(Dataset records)
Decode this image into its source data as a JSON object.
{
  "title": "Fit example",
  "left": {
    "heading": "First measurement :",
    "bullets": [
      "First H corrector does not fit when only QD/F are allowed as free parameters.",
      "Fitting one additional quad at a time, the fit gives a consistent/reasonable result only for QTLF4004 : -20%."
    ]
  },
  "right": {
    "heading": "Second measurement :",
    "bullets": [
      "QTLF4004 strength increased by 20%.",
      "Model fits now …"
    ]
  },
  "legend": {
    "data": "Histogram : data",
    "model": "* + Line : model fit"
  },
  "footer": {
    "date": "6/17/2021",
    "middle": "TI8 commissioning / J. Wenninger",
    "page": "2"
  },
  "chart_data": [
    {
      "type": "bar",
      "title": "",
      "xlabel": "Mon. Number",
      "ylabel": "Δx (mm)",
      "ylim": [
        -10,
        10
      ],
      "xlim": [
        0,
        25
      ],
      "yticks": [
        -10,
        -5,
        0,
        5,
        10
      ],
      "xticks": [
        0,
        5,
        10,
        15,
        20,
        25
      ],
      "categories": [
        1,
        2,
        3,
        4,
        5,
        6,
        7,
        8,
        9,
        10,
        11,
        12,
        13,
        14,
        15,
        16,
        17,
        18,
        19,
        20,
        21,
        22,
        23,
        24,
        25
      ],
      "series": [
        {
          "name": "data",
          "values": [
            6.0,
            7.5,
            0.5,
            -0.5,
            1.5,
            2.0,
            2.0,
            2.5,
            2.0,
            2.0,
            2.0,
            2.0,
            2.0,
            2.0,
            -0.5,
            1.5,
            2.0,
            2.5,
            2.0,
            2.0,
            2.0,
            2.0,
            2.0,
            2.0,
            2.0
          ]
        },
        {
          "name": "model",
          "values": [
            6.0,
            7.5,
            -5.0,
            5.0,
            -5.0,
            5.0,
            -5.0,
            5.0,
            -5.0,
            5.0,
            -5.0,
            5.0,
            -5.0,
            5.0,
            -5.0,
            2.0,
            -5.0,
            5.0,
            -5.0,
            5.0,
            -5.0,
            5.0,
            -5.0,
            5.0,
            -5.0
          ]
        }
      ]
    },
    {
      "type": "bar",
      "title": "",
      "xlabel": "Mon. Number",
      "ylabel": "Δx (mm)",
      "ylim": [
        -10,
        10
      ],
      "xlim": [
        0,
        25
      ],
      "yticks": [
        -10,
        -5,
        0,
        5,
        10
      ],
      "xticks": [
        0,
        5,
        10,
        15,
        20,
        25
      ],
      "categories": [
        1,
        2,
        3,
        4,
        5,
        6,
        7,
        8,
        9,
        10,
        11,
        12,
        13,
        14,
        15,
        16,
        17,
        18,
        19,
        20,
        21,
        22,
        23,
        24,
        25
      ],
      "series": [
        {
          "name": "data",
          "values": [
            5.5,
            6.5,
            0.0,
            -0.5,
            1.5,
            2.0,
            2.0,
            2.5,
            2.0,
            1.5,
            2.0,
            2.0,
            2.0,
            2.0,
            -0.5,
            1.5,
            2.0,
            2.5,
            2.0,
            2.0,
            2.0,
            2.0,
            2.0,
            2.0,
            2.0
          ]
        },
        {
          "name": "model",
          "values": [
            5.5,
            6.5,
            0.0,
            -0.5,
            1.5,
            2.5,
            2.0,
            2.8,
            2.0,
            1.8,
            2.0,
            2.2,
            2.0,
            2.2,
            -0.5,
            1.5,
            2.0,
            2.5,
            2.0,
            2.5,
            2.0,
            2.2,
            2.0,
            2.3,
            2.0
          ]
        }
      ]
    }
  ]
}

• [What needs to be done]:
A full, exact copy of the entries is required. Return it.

• [Response below]:
Decode this image into its source data as a JSON object.
{
  "title": "Fit example",
  "left": {
    "heading": "First measurement :",
    "bullets": [
      "First H corrector does not fit when only QD/F are allowed as free parameters.",
      "Fitting one additional quad at a time, the fit gives a consistent/reasonable result only for QTLF4004 : -20%."
    ]
  },
  "right": {
    "heading": "Second measurement :",
    "bullets": [
      "QTLF4004 strength increased by 20%.",
      "Model fits now …"
    ]
  },
  "legend": {
    "data": "Histogram : data",
    "model": "* + Line : model fit"
  },
  "footer": {
    "date": "6/17/2021",
    "middle": "TI8 commissioning / J. Wenninger",
    "page": "2"
  },
  "chart_data": [
    {
      "type": "bar",
      "title": "",
      "xlabel": "Mon. Number",
      "ylabel": "Δx (mm)",
      "ylim": [
        -10,
        10
      ],
      "xlim": [
        0,
        25
      ],
      "yticks": [
        -10,
        -5,
        0,
        5,
        10
      ],
      "xticks": [
        0,
        5,
        10,
        15,
        20,
        25
      ],
      "categories": [
        1,
        2,
        3,
        4,
        5,
        6,
        7,
        8,
        9,
        10,
        11,
        12,
        13,
        14,
        15,
        16,
        17,
        18,
        19,
        20,
        21,
        22,
        23,
        24,
        25
      ],
      "series": [
        {
          "name": "data",
          "values": [
            6.0,
            7.5,
            0.5,
            -0.5,
            1.5,
            2.0,
            2.0,
            2.5,
            2.0,
            2.0,
            2.0,
            2.0,
            2.0,
            2.0,
            -0.5,
            1.5,
            2.0,
            2.5,
            2.0,
            2.0,
            2.0,
            2.0,
            2.0,
            2.0,
            2.0
          ]
        },
        {
          "name": "model",
          "values": [
            6.0,
            7.5,
            -5.0,
            5.0,
            -5.0,
            5.0,
            -5.0,
            5.0,
            -5.0,
            5.0,
            -5.0,
            5.0,
            -5.0,
            5.0,
            -5.0,
            2.0,
            -5.0,
            5.0,
            -5.0,
            5.0,
            -5.0,
            5.0,
            -5.0,
            5.0,
            -5.0
          ]
        }
      ]
    },
    {
      "type": "bar",
      "title": "",
      "xlabel": "Mon. Number",
      "ylabel": "Δx (mm)",
      "ylim": [
        -10,
        10
      ],
      "xlim": [
        0,
        25
      ],
      "yticks": [
        -10,
        -5,
        0,
        5,
        10
      ],
      "xticks": [
        0,
        5,
        10,
        15,
        20,
        25
      ],
      "categories": [
        1,
        2,
        3,
        4,
        5,
        6,
        7,
        8,
        9,
        10,
        11,
        12,
        13,
        14,
        15,
        16,
        17,
        18,
        19,
        20,
        21,
        22,
        23,
        24,
        25
      ],
      "series": [
        {
          "name": "data",
          "values": [
            5.5,
            6.5,
            0.0,
            -0.5,
            1.5,
            2.0,
            2.0,
            2.5,
            2.0,
            1.5,
            2.0,
            2.0,
            2.0,
            2.0,
            -0.5,
            1.5,
            2.0,
            2.5,
            2.0,
            2.0,
            2.0,
            2.0,
            2.0,
            2.0,
            2.0
          ]
        },
        {
          "name": "model",
          "values": [
            5.5,
            6.5,
            0.0,
            -0.5,
            1.5,
            2.5,
            2.0,
            2.8,
            2.0,
            1.8,
            2.0,
            2.2,
            2.0,
            2.2,
            -0.5,
            1.5,
            2.0,
            2.5,
            2.0,
            2.5,
            2.0,
            2.2,
            2.0,
            2.3,
            2.0
          ]
        }
      ]
    }
  ]
}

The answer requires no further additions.